A Plea to PUBG – “Please don’t copy Fortnite!”

Let’s get one thing crystal clear – I’m no fan of Fortnite. But that’s not for lack of trying. I’ve given it a go, a good go at that. Over my 10 hours of play-time, I’ve even scooped a few Victory Royales. But I always find myself wishing I was back on PUBG. Because although Fortnite and PUBG inhabit the same genre, they couldn’t be more different. On the one hand, Fortnite is more frenetic by far. Guided rockets flying around, fortifications popping up in the blink of an eye, and close-quarter battles where the winner is determined by the ability to shoot accurately at the same time as bunny-hopping. It makes for incredible watching, which is probably why it’s popularity has exploded so stratospherically. While on the other hand, PUBG is a more reserved affair. Like a game of chess. Nothing may happen for long stretches of time, but it still manages to keep the tension high and make every decision feel like it could be your last.

What Fortnite does to PUBG on a regular basis …

Note that I’m not saying that either one is better than the other (I’ll leave that to people in the comments section on YouTube videos and Facebook posts). These games both deserve to exist, each with a fanbase that, in a perfect world, would just leave each other alone. But there’s no ignoring the fact that PUBG has somewhat fallen by the wayside in the wake of Fortnite‘s incredible rise to stardom. Fortnite is just so much more dynamic as a game, both on and off screen. I’d be an idiot if I denied that the celebrity collaborations, colorful marketing, and slew of interesting updates didn’t make me jealous as a PUBG player.

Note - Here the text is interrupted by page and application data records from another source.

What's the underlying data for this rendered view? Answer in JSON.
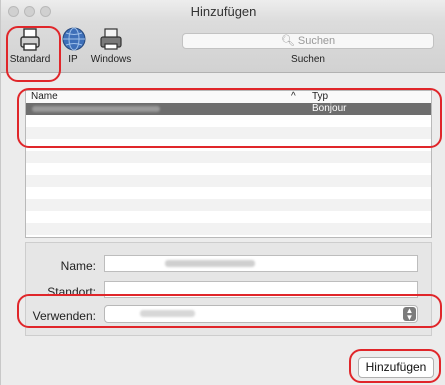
{
  "window": {
    "title": "Hinzufügen"
  },
  "toolbar": {
    "buttons": [
      {
        "label": "Standard",
        "icon": "default-printer-icon",
        "selected": true
      },
      {
        "label": "IP",
        "icon": "globe-icon"
      },
      {
        "label": "Windows",
        "icon": "windows-printer-icon"
      }
    ],
    "search": {
      "placeholder": "Suchen",
      "caption": "Suchen"
    }
  },
  "printer_list": {
    "columns": [
      "Name",
      "Typ"
    ],
    "sort_indicator": "^",
    "rows": [
      {
        "name": "",
        "type": "Bonjour",
        "selected": true
      }
    ]
  },
  "form": {
    "name_label": "Name:",
    "location_label": "Standort:",
    "driver_label": "Verwenden:",
    "location_value": ""
  },
  "actions": {
    "add_label": "Hinzufügen"
  },
  "colors": {
    "annotation": "#e0262a",
    "selection": "#6e6e6e"
  }
}
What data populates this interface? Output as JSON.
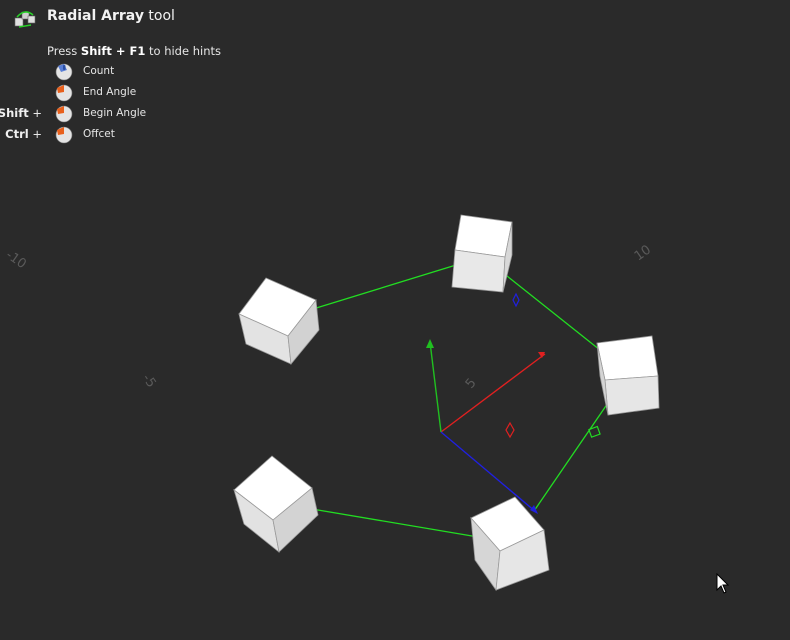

But my biggest fear is that the team behind PlayerUnknown’s Battlegrounds will start to look to Fortnite for ways in which to improve their pride-and-joy creation. We’re starting to see it now – updates focused on action. At the time of writing, PUBG has departed from the Battle Royale formula entirely with a 72-hour event called “War”, which pits three teams of ten players against each other in a messy Team Deathmatch, all guns blazing-style scenario. I had a go, and didn’t like it. If I wanted TDM, I would play Call of Duty. The “War” game mode strips everything that makes PUBG great away in favor of bullets, bullets and more bullets. What’s more, the new map named “Savage” is half the size of the Miramar and Erangel, meaning more encounters and more action. We’ve also recently seen an update that adjusts the speed at which the “blue zone” shrinks down in the early stages of a match – it’s quicker, basically. This squeezes everyone together faster, which again leads to more action. These tweaks show the direction Bluehole, Inc. want to move in – to be more action-oriented, to be more like Fortnite, and to attract Fortnite players over to PUBG.

What is it good for? Especially when Fortnite wins …

Instead, their most immediate concern should be listening to the fans they currently have, and the issues that most effect them. These are the people being drawn away by the shiny lights of Fortnite. Because let’s face it, PUBG still has problems (and I won’t even get into the plague of the cheaters). What they should be doing is enhancing the formula that made it so popular in the first place with additions that complement that formula – that is, to make things more tactical, more stealthy, more tense, and more realistic. What Bluehole are doing at the moment is too little, and too insubstantial to keep the fans happy. They need to make a big statement with some game-changing update; something cool, but something that will still allow PUBG to retain its identity. I’ve always thought remote control drones would be amazing.

But at the moment, Bluehole seem to think adding new cosmetics crates is the way to go. And there’s something for me that’s so sordid about microtransactions in PUBG (besides the general sordid-ness of microtransactions). When you spend your hard-earned in-game currency on what they call a “reward”, only to then find that the crate you’ve been “rewarded” with needs you to spend real-world money in order to open it, it’s despicable. It shows such an utter lack of respect that it makes me sick, especially since we’ve paid $25+ for the privilege of owning the game in the first place. While in Fortnite, microtransactions feel less disgusting, chiefly because it’s a free-to-play title.

A visual representation of Fortnite coming up on PUBG …

I guess what I’m trying to say is that PlayerUnknown’s Battlegrounds needs to be less like Fortnite gameplay-wise, but more like Fortnite in regards to its image. Do that by listening to your community, Bluehole. We’ve stuck with you because you’re game offers a distinctly unique experience, and if you start trying attract Fortnite players by being more like Fortnite, you’ll end up losing us, and not even achieving your original goal – Fortnite players already have a game they love. So, I ask again, please don’t copy Fortnite.

Published by Ben Hutchings - Senior Editor

I am a Copywriter by day, and gamer by night! I love a little bit of everything, including the SoulsBorn series, stealth em' ups like Deus Ex, and RPGs like Final Fantasy and the Tales series. I have a degree in Linguistics, so the English language is my play-thing!